JK In the song “Art and Life,” there’s the line “A true musician seeks harmony.” Can you talk about that?

EA I don’t know if that’s actually true, but it sounded nice. One is always looking for harmony in one’s life. I think one upsets it more than one creates it, though. In Buddhism there’s a thing about hope and fear. Hope and fear are two sides of the very same coin. It’s not just like, “Hope is good, fear is bad, if only we had hope.” Hope is a fantasy that gives you comfort. That’s OK, as far as it goes, but if you act on it you may make a mistake, your decision may be based on a fantasy. Sometimes I couldn’t pay my rent and I’d tell myself, “Something will come up.” That’s hope. Even when I wrote it I realized it couldn’t be just harmony, because dissonant music is sometimes very beautiful. To be one with situations. Which is hard to do, because one’s always thinking about things.

Ed Askew’s Mixtape: June 2011

Beirut, “Sunday Smile”

I like the nostalgic quality. I like the Slavic influence on their music, and the horn parts. It has a very relaxed [quality], and yet it’s very tight music.

Fire on Fire, "Hangman”

This is considered contemporary psych-folk. They have this old-timey quality, but it’s very modern.

Frederic Rzewski, “The People United Will Never Be Divided”
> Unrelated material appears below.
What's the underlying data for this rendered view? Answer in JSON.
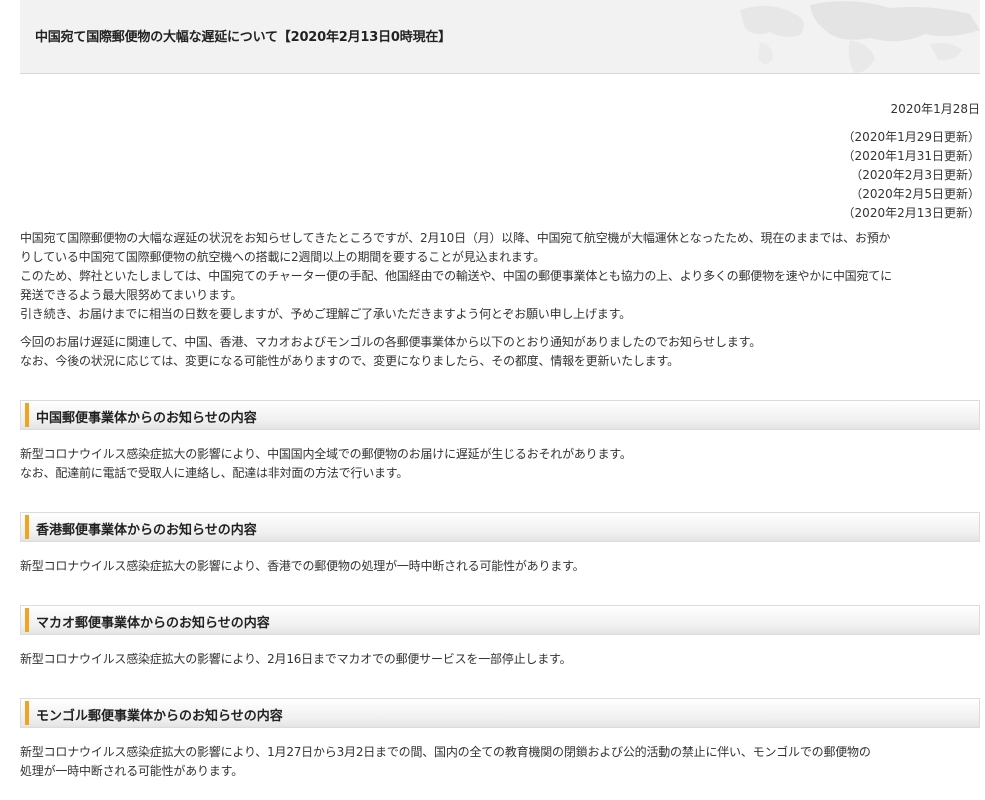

These are variations of the song “The People United Will Never be Divided.” He does classical compositions that have political . . . the compositions themselves are not necessarily political but the titles are political, and they may relate tangentially to political situations. There was a whole thing called “The New Song” [Nueva canción]. When there was a folk thing [in the United States], there was a whole movement to write political songs [in Latin America].

Joni Mitchell, “Stormy Weather”
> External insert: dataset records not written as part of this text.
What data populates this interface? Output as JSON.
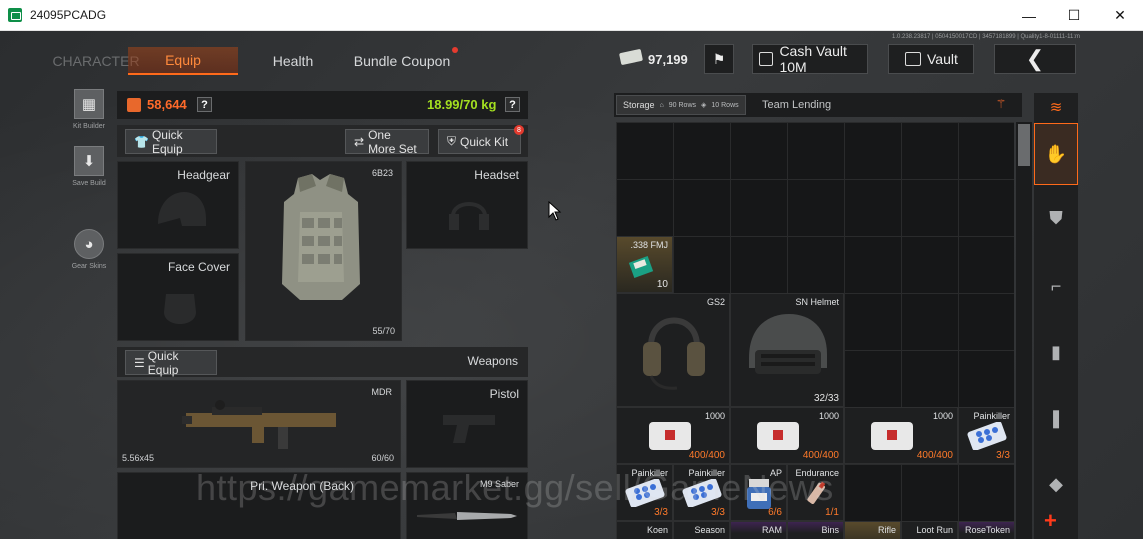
{
  "window": {
    "title": "24095PCADG",
    "minimize": "—",
    "maximize": "☐",
    "close": "✕"
  },
  "nav": {
    "character": "CHARACTER",
    "equip": "Equip",
    "health": "Health",
    "bundle": "Bundle Coupon"
  },
  "version_text": "1.0.238.23817 | 0504150017CD | 3457181899 | Quality1-8-01111-11:m",
  "currency": {
    "cash": "97,199"
  },
  "top_buttons": {
    "cash_vault": "Cash Vault 10M",
    "vault": "Vault",
    "back": "❮"
  },
  "side_tools": [
    {
      "label": "Kit Builder",
      "icon": "kit-builder-icon",
      "glyph": "▦"
    },
    {
      "label": "Save Build",
      "icon": "save-build-icon",
      "glyph": "⬇"
    },
    {
      "label": "Gear Skins",
      "icon": "gear-skins-icon",
      "glyph": "◕"
    }
  ],
  "stats": {
    "money": "58,644",
    "weight": "18.99/70 kg",
    "help": "?"
  },
  "equip_buttons": {
    "quick_equip": "Quick Equip",
    "one_more_set": "One More Set",
    "quick_kit": "Quick Kit",
    "quick_kit_badge": "8"
  },
  "gear": {
    "headgear": "Headgear",
    "armor_name": "6B23",
    "armor_durability": "55/70",
    "headset": "Headset",
    "face_cover": "Face Cover"
  },
  "weapons": {
    "quick_equip": "Quick Equip",
    "title": "Weapons",
    "primary_name": "MDR",
    "primary_caliber": "5.56x45",
    "primary_ammo": "60/60",
    "pistol": "Pistol",
    "back_slot": "Pri. Weapon (Back)",
    "melee_name": "M9 Saber"
  },
  "storage": {
    "tab": "Storage",
    "rows_90": "90 Rows",
    "rows_10": "10 Rows",
    "team_lending": "Team Lending",
    "items": [
      {
        "name": ".338 FMJ",
        "count": "10"
      },
      {
        "name": "GS2",
        "count": ""
      },
      {
        "name": "SN Helmet",
        "count": "32/33"
      },
      {
        "name": "1000",
        "count": "400/400"
      },
      {
        "name": "1000",
        "count": "400/400"
      },
      {
        "name": "1000",
        "count": "400/400"
      },
      {
        "name": "Painkiller",
        "count": "3/3"
      },
      {
        "name": "Painkiller",
        "count": "3/3"
      },
      {
        "name": "Painkiller",
        "count": "3/3"
      },
      {
        "name": "AP",
        "count": "6/6"
      },
      {
        "name": "Endurance",
        "count": "1/1"
      },
      {
        "name": "Koen",
        "count": ""
      },
      {
        "name": "Season",
        "count": ""
      },
      {
        "name": "RAM",
        "count": ""
      },
      {
        "name": "Bins",
        "count": ""
      },
      {
        "name": "Rifle",
        "count": ""
      },
      {
        "name": "Loot Run",
        "count": ""
      },
      {
        "name": "RoseToken",
        "count": ""
      }
    ]
  },
  "watermark": "https://gamemarket.gg/sell/GameNews",
  "colors": {
    "accent": "#ff6a1a",
    "money": "#ff6a2a",
    "weight": "#a4e020",
    "alert": "#e23a2e"
  },
  "categories": [
    "storage-stack-icon",
    "hand-icon",
    "armor-icon",
    "rifle-icon",
    "magazine-icon",
    "ammo-icon",
    "bag-icon",
    "add-icon"
  ]
}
This is off a late album of standards Both Sides Now. They’re arranged to follow a love affair. The thrill, and then there’s a breakup, and then a kind of nostalgic look back. She has a painting she made of herself on the album [cover].

Josephine Foster, “How Happy Is The Little Stone”
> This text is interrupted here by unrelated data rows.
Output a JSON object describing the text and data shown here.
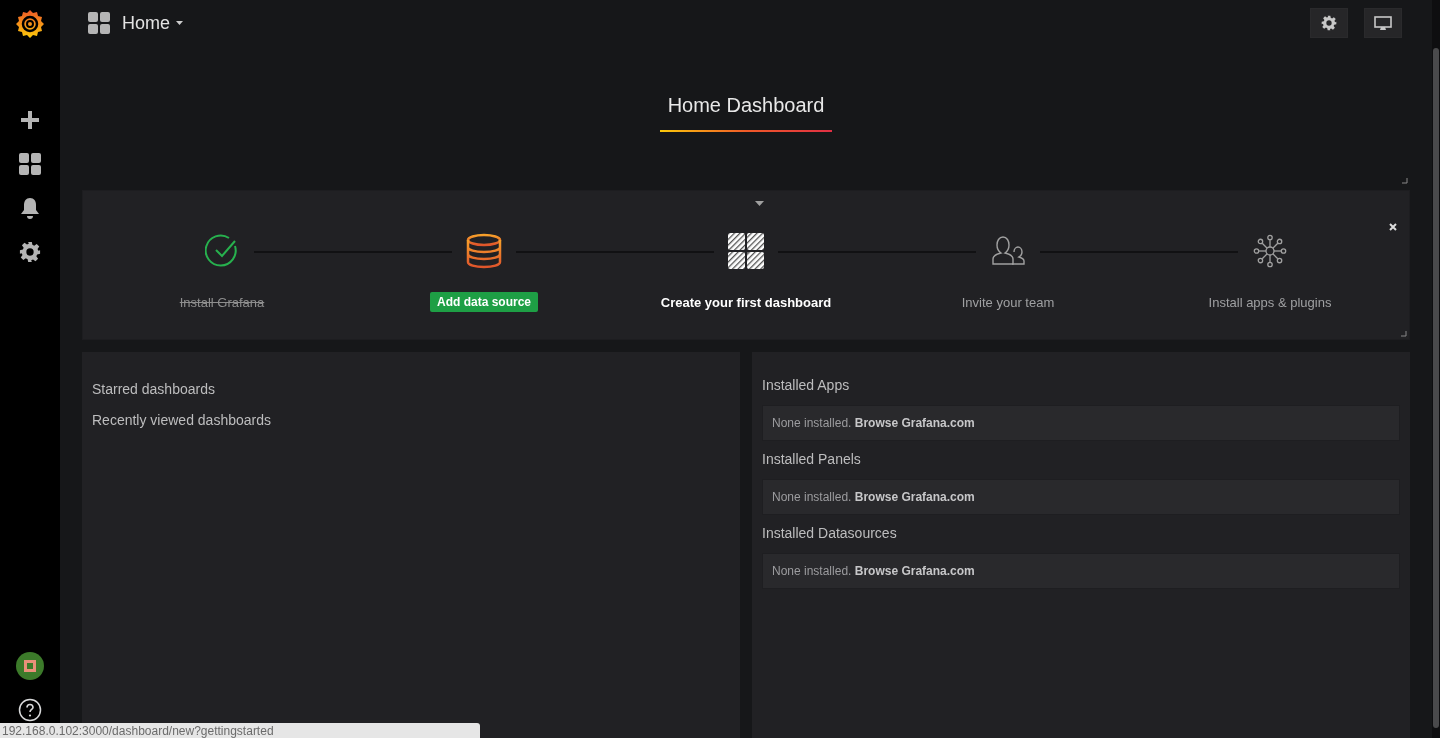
{
  "topbar": {
    "title": "Home"
  },
  "dashboard_title": "Home Dashboard",
  "steps": [
    {
      "label": "Install Grafana",
      "kind": "done"
    },
    {
      "label": "Add data source",
      "kind": "active"
    },
    {
      "label": "Create your first dashboard",
      "kind": "next"
    },
    {
      "label": "Invite your team",
      "kind": "pending"
    },
    {
      "label": "Install apps & plugins",
      "kind": "pending"
    }
  ],
  "left_panel": {
    "links": [
      "Starred dashboards",
      "Recently viewed dashboards"
    ]
  },
  "right_panel": {
    "sections": [
      {
        "heading": "Installed Apps",
        "message": "None installed.",
        "link": "Browse Grafana.com"
      },
      {
        "heading": "Installed Panels",
        "message": "None installed.",
        "link": "Browse Grafana.com"
      },
      {
        "heading": "Installed Datasources",
        "message": "None installed.",
        "link": "Browse Grafana.com"
      }
    ]
  },
  "status_url": "192.168.0.102:3000/dashboard/new?gettingstarted"
}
Listen Here

I guess she’d be called psych-folk. She’d fit in that whole thing. I met her in Chicago, she’s a friend of Steve [Krakow]. Her voice sometimes grates on me because she sings off-pitch. And I’m terrible about that—I can tell if you’re a millimeter off-pitch. But it’s alright, that’s just her style. She’s a great lady.

Bright Eyes, “Clairaudients (Kill Or Be Killed)”

I like Bright Eyes. I have Cassadaga, I don’t really have any other albums by him. I love the first song.

Lotte Lenya, “Pirate Jenny”

I think an influence might be Kurt Weill in the productions (like Threepenny Opera) he made with Bertolt Brecht. And the singer Lotte Lenya, who was married to Weill and sang in the shows, had an amazing voice. Great stuff.

*Ed Askew’s Imperfiction is available now from Drag City. He plays The Music Hall of Williamsburg on July 11th and the Bowery Ballroom on the 12th, both shows in support of Bill Callahan.

Jacob Kaplan is a writer and schoolteacher. He lives in Brooklyn.